Vacation Season Is Coming
As summer vacation quickly approaches, kids who will be getting off of school are starting to look forward to what incredible trips their parents may have planned for them. Divorced parents, however, have a different challenge in planning ahead. In addition to the normal stress of figuring out where to go and what to do, a divorced parent has to consider the custody agreement when planning. How should someone in this situation proceed?
Consult the Custody Agreement
The first step is to consult the custody agreement and communicate the desire to travel with the child with the ex-spouse. Healthy communication ahead of time, while difficult, can make planning summer vacations much easier. Ensuring adherence to the custody plan also makes it easier to work vacations out.
Pay attention to key provisions in the agreement, such as timesharing and visitation rights. If the planned dates of the trip conflict with a regularly scheduled visit, see if a different arrangement can be made, such as extra time the following month to make up for missed time.
Beyond just communicating the desire to travel, parents should also communicate the itinerary as well as any necessary contact information to an ex-parent. Doing so helps the parent not coming on the trip still feel connected to the child and can be an extra layer of safety, as well.
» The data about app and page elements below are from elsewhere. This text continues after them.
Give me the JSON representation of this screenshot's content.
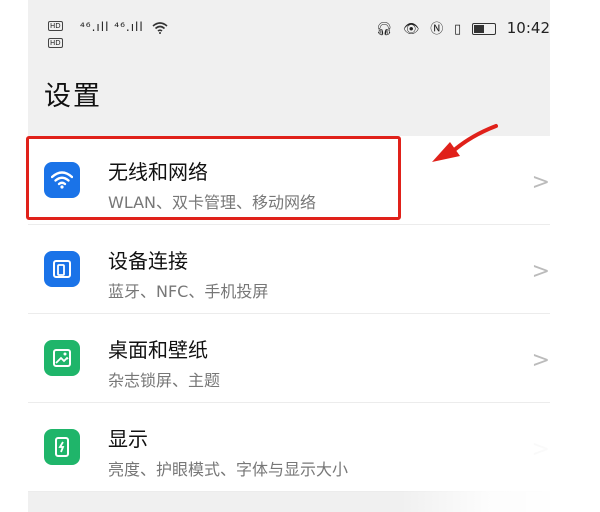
{
  "status_bar": {
    "hd1": "HD",
    "hd2": "HD",
    "signal": "⁴⁶.ıll ⁴⁶.ıll",
    "time": "10:42",
    "battery_level": 0.45
  },
  "page_title": "设置",
  "items": [
    {
      "title": "无线和网络",
      "subtitle": "WLAN、双卡管理、移动网络",
      "icon": "wifi-icon",
      "color": "#1a73e8"
    },
    {
      "title": "设备连接",
      "subtitle": "蓝牙、NFC、手机投屏",
      "icon": "device-connection-icon",
      "color": "#1a73e8"
    },
    {
      "title": "桌面和壁纸",
      "subtitle": "杂志锁屏、主题",
      "icon": "wallpaper-icon",
      "color": "#1fb56a"
    },
    {
      "title": "显示",
      "subtitle": "亮度、护眼模式、字体与显示大小",
      "icon": "display-icon",
      "color": "#1fb56a"
    }
  ],
  "colors": {
    "highlight": "#e0211a",
    "blue": "#1a73e8",
    "green": "#1fb56a"
  }
}
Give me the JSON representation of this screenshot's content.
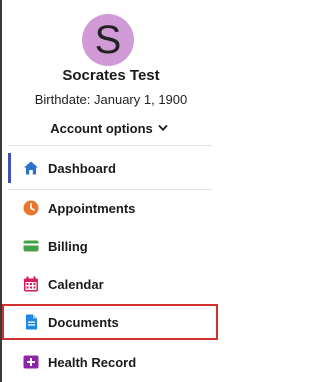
{
  "profile": {
    "avatar_letter": "S",
    "name": "Socrates Test",
    "birthdate": "Birthdate: January 1, 1900",
    "account_options_label": "Account options"
  },
  "nav": {
    "items": [
      {
        "label": "Dashboard",
        "icon": "home-icon",
        "color": "#2a73c8",
        "active": true
      },
      {
        "label": "Appointments",
        "icon": "clock-icon",
        "color": "#e8762c"
      },
      {
        "label": "Billing",
        "icon": "wallet-icon",
        "color": "#43a047"
      },
      {
        "label": "Calendar",
        "icon": "calendar-icon",
        "color": "#d81b60"
      },
      {
        "label": "Documents",
        "icon": "document-icon",
        "color": "#1e88e5",
        "highlighted": true
      },
      {
        "label": "Health Record",
        "icon": "medical-record-icon",
        "color": "#8e24aa"
      }
    ]
  },
  "colors": {
    "avatar_bg": "#cf9ad6",
    "active_indicator": "#3f51b5",
    "highlight_border": "#d32f2f"
  }
}
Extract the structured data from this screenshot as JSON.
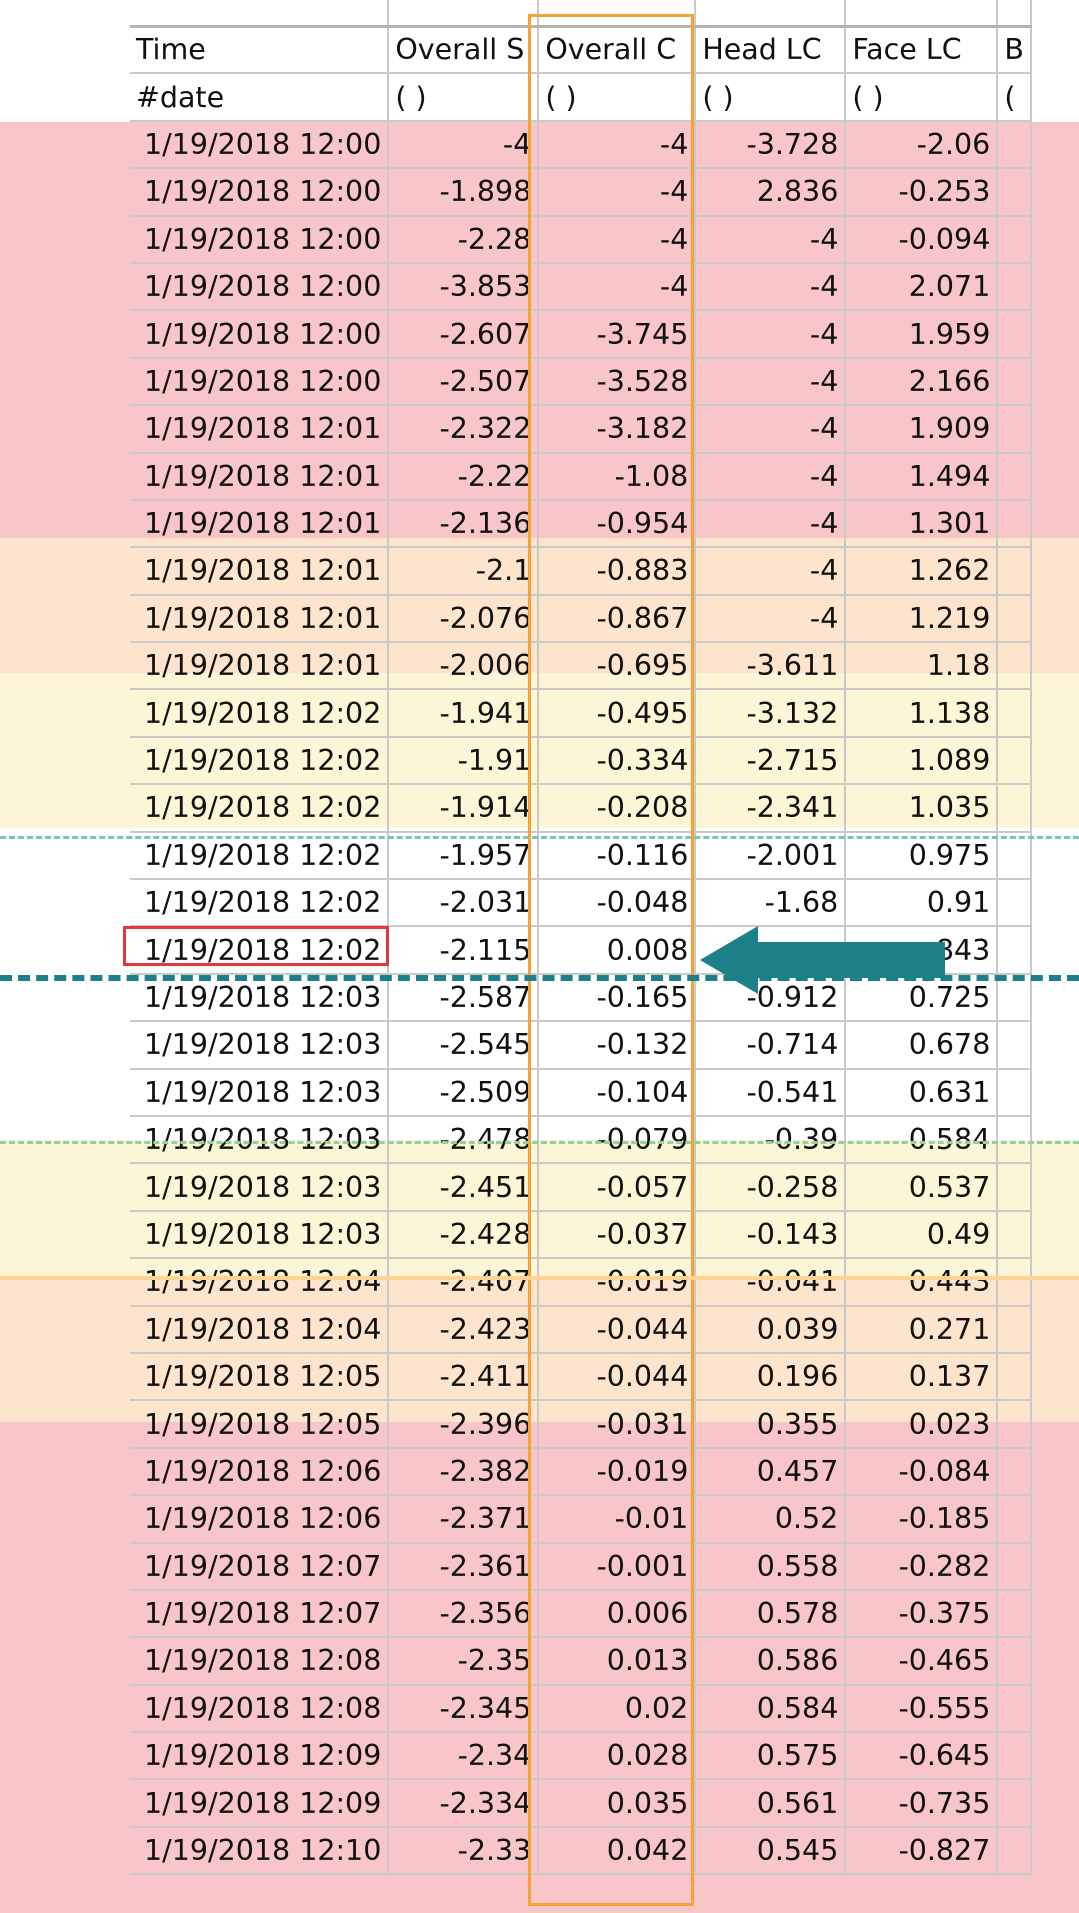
{
  "sheet": {
    "headers": [
      "Time",
      "Overall S",
      "Overall C",
      "Head LC",
      "Face LC",
      "B"
    ],
    "units": [
      "#date",
      "( )",
      "( )",
      "( )",
      "( )",
      "("
    ],
    "rows": [
      [
        "1/19/2018 12:00",
        "-4",
        "-4",
        "-3.728",
        "-2.06"
      ],
      [
        "1/19/2018 12:00",
        "-1.898",
        "-4",
        "2.836",
        "-0.253"
      ],
      [
        "1/19/2018 12:00",
        "-2.28",
        "-4",
        "-4",
        "-0.094"
      ],
      [
        "1/19/2018 12:00",
        "-3.853",
        "-4",
        "-4",
        "2.071"
      ],
      [
        "1/19/2018 12:00",
        "-2.607",
        "-3.745",
        "-4",
        "1.959"
      ],
      [
        "1/19/2018 12:00",
        "-2.507",
        "-3.528",
        "-4",
        "2.166"
      ],
      [
        "1/19/2018 12:01",
        "-2.322",
        "-3.182",
        "-4",
        "1.909"
      ],
      [
        "1/19/2018 12:01",
        "-2.22",
        "-1.08",
        "-4",
        "1.494"
      ],
      [
        "1/19/2018 12:01",
        "-2.136",
        "-0.954",
        "-4",
        "1.301"
      ],
      [
        "1/19/2018 12:01",
        "-2.1",
        "-0.883",
        "-4",
        "1.262"
      ],
      [
        "1/19/2018 12:01",
        "-2.076",
        "-0.867",
        "-4",
        "1.219"
      ],
      [
        "1/19/2018 12:01",
        "-2.006",
        "-0.695",
        "-3.611",
        "1.18"
      ],
      [
        "1/19/2018 12:02",
        "-1.941",
        "-0.495",
        "-3.132",
        "1.138"
      ],
      [
        "1/19/2018 12:02",
        "-1.91",
        "-0.334",
        "-2.715",
        "1.089"
      ],
      [
        "1/19/2018 12:02",
        "-1.914",
        "-0.208",
        "-2.341",
        "1.035"
      ],
      [
        "1/19/2018 12:02",
        "-1.957",
        "-0.116",
        "-2.001",
        "0.975"
      ],
      [
        "1/19/2018 12:02",
        "-2.031",
        "-0.048",
        "-1.68",
        "0.91"
      ],
      [
        "1/19/2018 12:02",
        "-2.115",
        "0.008",
        "",
        "843"
      ],
      [
        "1/19/2018 12:03",
        "-2.587",
        "-0.165",
        "-0.912",
        "0.725"
      ],
      [
        "1/19/2018 12:03",
        "-2.545",
        "-0.132",
        "-0.714",
        "0.678"
      ],
      [
        "1/19/2018 12:03",
        "-2.509",
        "-0.104",
        "-0.541",
        "0.631"
      ],
      [
        "1/19/2018 12:03",
        "-2.478",
        "-0.079",
        "-0.39",
        "0.584"
      ],
      [
        "1/19/2018 12:03",
        "-2.451",
        "-0.057",
        "-0.258",
        "0.537"
      ],
      [
        "1/19/2018 12:03",
        "-2.428",
        "-0.037",
        "-0.143",
        "0.49"
      ],
      [
        "1/19/2018 12:04",
        "-2.407",
        "-0.019",
        "-0.041",
        "0.443"
      ],
      [
        "1/19/2018 12:04",
        "-2.423",
        "-0.044",
        "0.039",
        "0.271"
      ],
      [
        "1/19/2018 12:05",
        "-2.411",
        "-0.044",
        "0.196",
        "0.137"
      ],
      [
        "1/19/2018 12:05",
        "-2.396",
        "-0.031",
        "0.355",
        "0.023"
      ],
      [
        "1/19/2018 12:06",
        "-2.382",
        "-0.019",
        "0.457",
        "-0.084"
      ],
      [
        "1/19/2018 12:06",
        "-2.371",
        "-0.01",
        "0.52",
        "-0.185"
      ],
      [
        "1/19/2018 12:07",
        "-2.361",
        "-0.001",
        "0.558",
        "-0.282"
      ],
      [
        "1/19/2018 12:07",
        "-2.356",
        "0.006",
        "0.578",
        "-0.375"
      ],
      [
        "1/19/2018 12:08",
        "-2.35",
        "0.013",
        "0.586",
        "-0.465"
      ],
      [
        "1/19/2018 12:08",
        "-2.345",
        "0.02",
        "0.584",
        "-0.555"
      ],
      [
        "1/19/2018 12:09",
        "-2.34",
        "0.028",
        "0.575",
        "-0.645"
      ],
      [
        "1/19/2018 12:09",
        "-2.334",
        "0.035",
        "0.561",
        "-0.735"
      ],
      [
        "1/19/2018 12:10",
        "-2.33",
        "0.042",
        "0.545",
        "-0.827"
      ]
    ]
  },
  "colors": {
    "zone_red": "#f8c6c8",
    "zone_orange": "#fde4cc",
    "zone_yellow": "#fcf6d6",
    "column_highlight": "#f7a234",
    "cell_highlight": "#e0383e",
    "arrow": "#1b8088",
    "dashed_line_center": "#1b8088",
    "dashed_line_upper": "#79c5be",
    "dashed_line_lower": "#8fd3a0",
    "line_orange": "#ffd494"
  }
}
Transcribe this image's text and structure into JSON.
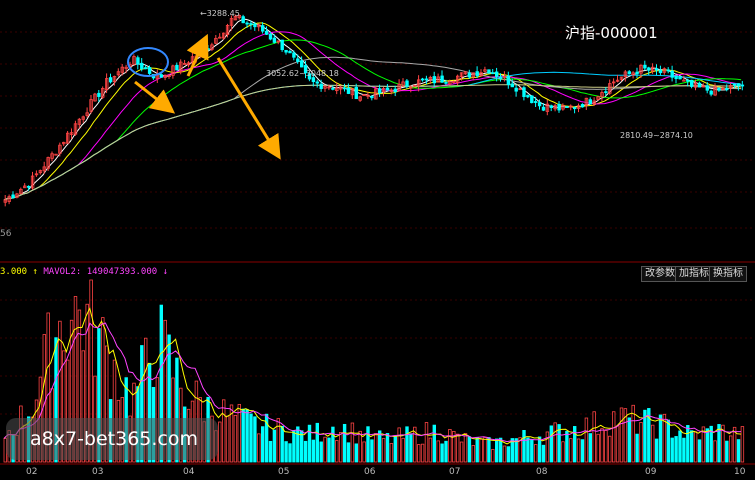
{
  "index_title": "沪指-000001",
  "side_label": "56",
  "annotations": {
    "high": "3288.45",
    "mid_level": "3052.62~3048.18",
    "low_level": "2810.49~2874.10"
  },
  "volume_legend": {
    "mavol1_value": "3.000",
    "mavol1_arrow": "↑",
    "mavol2_label": "MAVOL2:",
    "mavol2_value": "149047393.000",
    "mavol2_arrow": "↓"
  },
  "toolbar": {
    "params_button": "改参数",
    "add_indicator_button": "加指标",
    "switch_indicator_button": "换指标"
  },
  "month_labels": [
    "02",
    "03",
    "04",
    "05",
    "06",
    "07",
    "08",
    "09",
    "10"
  ],
  "watermark": "a8x7-bet365.com",
  "colors": {
    "up_candle": "#ff4444",
    "down_candle": "#00ffff",
    "ma5": "#ffffff",
    "ma10": "#ffff00",
    "ma20": "#ff00ff",
    "ma30": "#00ff00",
    "ma60": "#aaaaaa",
    "ma120": "#00ccff",
    "ma250": "#cccc88",
    "arrow": "#ffaa00",
    "circle": "#3388ff"
  },
  "chart_data": {
    "type": "candlestick",
    "xlabels": [
      "02",
      "03",
      "04",
      "05",
      "06",
      "07",
      "08",
      "09",
      "10"
    ],
    "price_path": [
      2480,
      2560,
      2700,
      2850,
      3000,
      3100,
      3020,
      3080,
      3160,
      3288,
      3240,
      3150,
      3000,
      2980,
      2940,
      2960,
      3000,
      3010,
      3030,
      3060,
      2990,
      2900,
      2880,
      2920,
      3010,
      3060,
      3040,
      2980,
      2960,
      2990
    ],
    "volume_path": [
      30,
      60,
      150,
      170,
      120,
      70,
      140,
      80,
      60,
      50,
      40,
      35,
      30,
      40,
      30,
      25,
      30,
      35,
      25,
      20,
      25,
      30,
      35,
      40,
      50,
      45,
      40,
      30,
      35,
      30
    ]
  }
}
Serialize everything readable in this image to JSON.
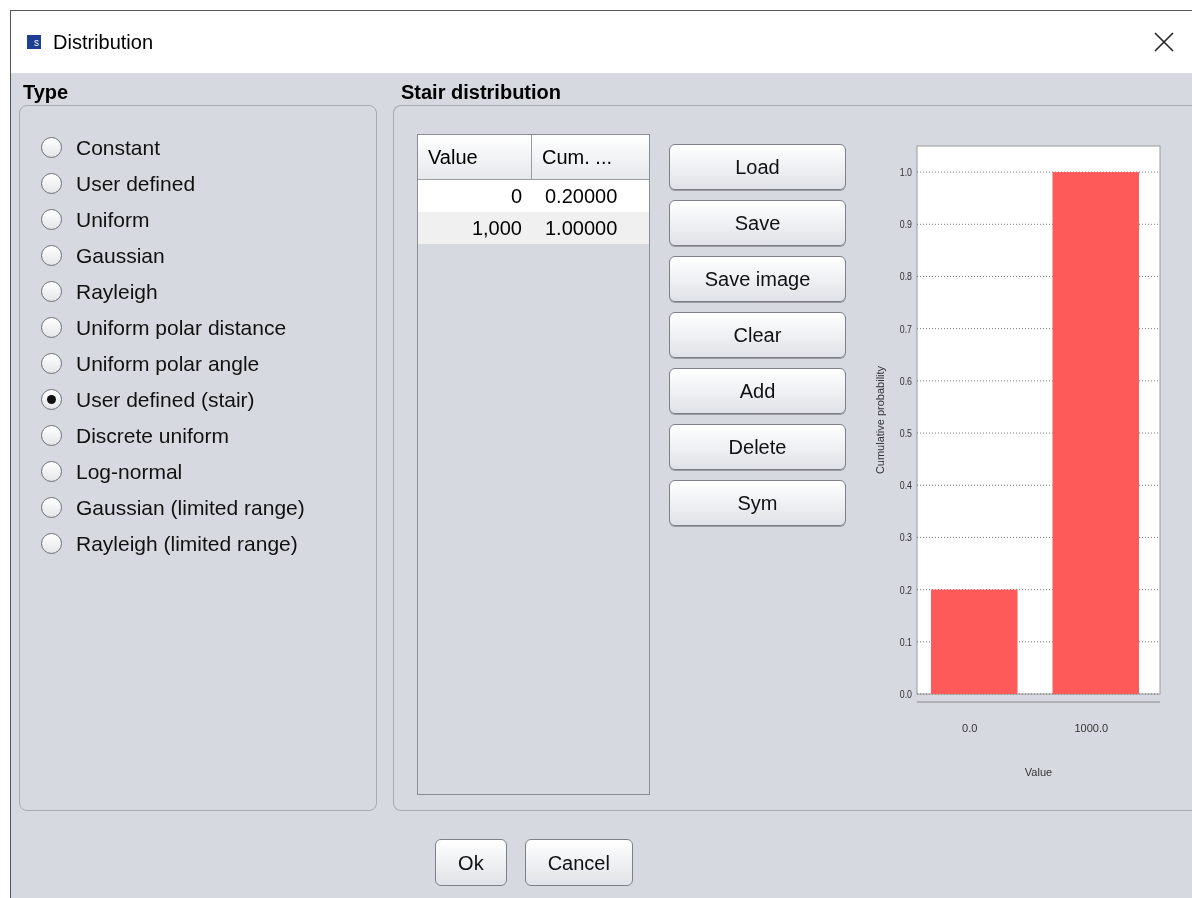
{
  "window": {
    "title": "Distribution",
    "app_icon_letter": "s"
  },
  "type_panel": {
    "title": "Type",
    "options": [
      {
        "label": "Constant",
        "selected": false
      },
      {
        "label": "User defined",
        "selected": false
      },
      {
        "label": "Uniform",
        "selected": false
      },
      {
        "label": "Gaussian",
        "selected": false
      },
      {
        "label": "Rayleigh",
        "selected": false
      },
      {
        "label": "Uniform polar distance",
        "selected": false
      },
      {
        "label": "Uniform polar angle",
        "selected": false
      },
      {
        "label": "User defined (stair)",
        "selected": true
      },
      {
        "label": "Discrete uniform",
        "selected": false
      },
      {
        "label": "Log-normal",
        "selected": false
      },
      {
        "label": "Gaussian (limited range)",
        "selected": false
      },
      {
        "label": "Rayleigh (limited range)",
        "selected": false
      }
    ]
  },
  "stair_panel": {
    "title": "Stair distribution",
    "table": {
      "columns": [
        "Value",
        "Cum. ..."
      ],
      "rows": [
        [
          "0",
          "0.20000"
        ],
        [
          "1,000",
          "1.00000"
        ]
      ]
    },
    "buttons": [
      "Load",
      "Save",
      "Save image",
      "Clear",
      "Add",
      "Delete",
      "Sym"
    ],
    "chart_data": {
      "type": "bar",
      "xlabel": "Value",
      "ylabel": "Cumulative probability",
      "categories": [
        "0.0",
        "1000.0"
      ],
      "grid": true,
      "series": [
        {
          "color": "#ff5a5a",
          "values": [
            0.2,
            1.0
          ]
        }
      ],
      "ylim": [
        0,
        1.05
      ],
      "yticks": [
        {
          "value": 0,
          "label": "0.0"
        },
        {
          "value": 0.1,
          "label": "0.1"
        },
        {
          "value": 0.2,
          "label": "0.2"
        },
        {
          "value": 0.3,
          "label": "0.3"
        },
        {
          "value": 0.4,
          "label": "0.4"
        },
        {
          "value": 0.5,
          "label": "0.5"
        },
        {
          "value": 0.6,
          "label": "0.6"
        },
        {
          "value": 0.7,
          "label": "0.7"
        },
        {
          "value": 0.8,
          "label": "0.8"
        },
        {
          "value": 0.9,
          "label": "0.9"
        },
        {
          "value": 1.0,
          "label": "1.0"
        }
      ]
    }
  },
  "footer_buttons": [
    "Ok",
    "Cancel"
  ]
}
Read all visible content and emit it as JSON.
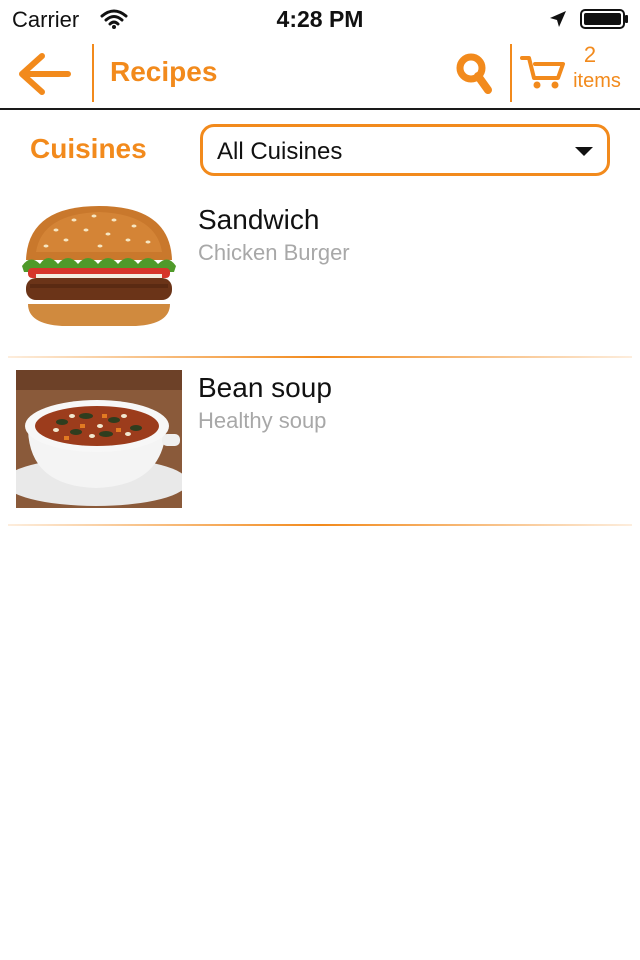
{
  "status_bar": {
    "carrier": "Carrier",
    "time": "4:28 PM",
    "icons": [
      "wifi-icon",
      "location-arrow-icon",
      "battery-icon"
    ]
  },
  "nav": {
    "back_icon": "arrow-left-icon",
    "title": "Recipes",
    "search_icon": "search-icon",
    "cart_icon": "cart-icon",
    "cart_count": "2",
    "cart_label": "items"
  },
  "filter": {
    "label": "Cuisines",
    "selected": "All Cuisines",
    "caret_icon": "caret-down-icon"
  },
  "recipes": [
    {
      "title": "Sandwich",
      "subtitle": "Chicken Burger",
      "image": "burger-photo"
    },
    {
      "title": "Bean soup",
      "subtitle": "Healthy soup",
      "image": "bean-soup-photo"
    }
  ],
  "colors": {
    "accent": "#f28a1c",
    "text": "#111111",
    "subtitle": "#a8a8a8",
    "background": "#ffffff"
  }
}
Tell the Court
Communicating travel plans to the court that set the custody and visitation agreement is a smart move that not only keeps the court informed of the plans but also how the custody agreement is maintained and if any adjustments to visitation or timesharing are made. If traveling out of state, the judge can determine if this is allowed in the agreement and what information needs to be shared with the ex-spouse.
If your custody agreement does not allow for vacations or if you want to take your child on a vacation but are unsure how to proceed, consider seeking a modification to your custody arrangement to make these plans possible.
At Duke Law Firm, P.C. we not only know how to handle child custody cases, but we have the skills needed to help you seek modification and to handle your case with kindness every step of the way.
Call us today at (585) 449-4987 to speak with one of our Livingston County or Monroe County attorneys about your case.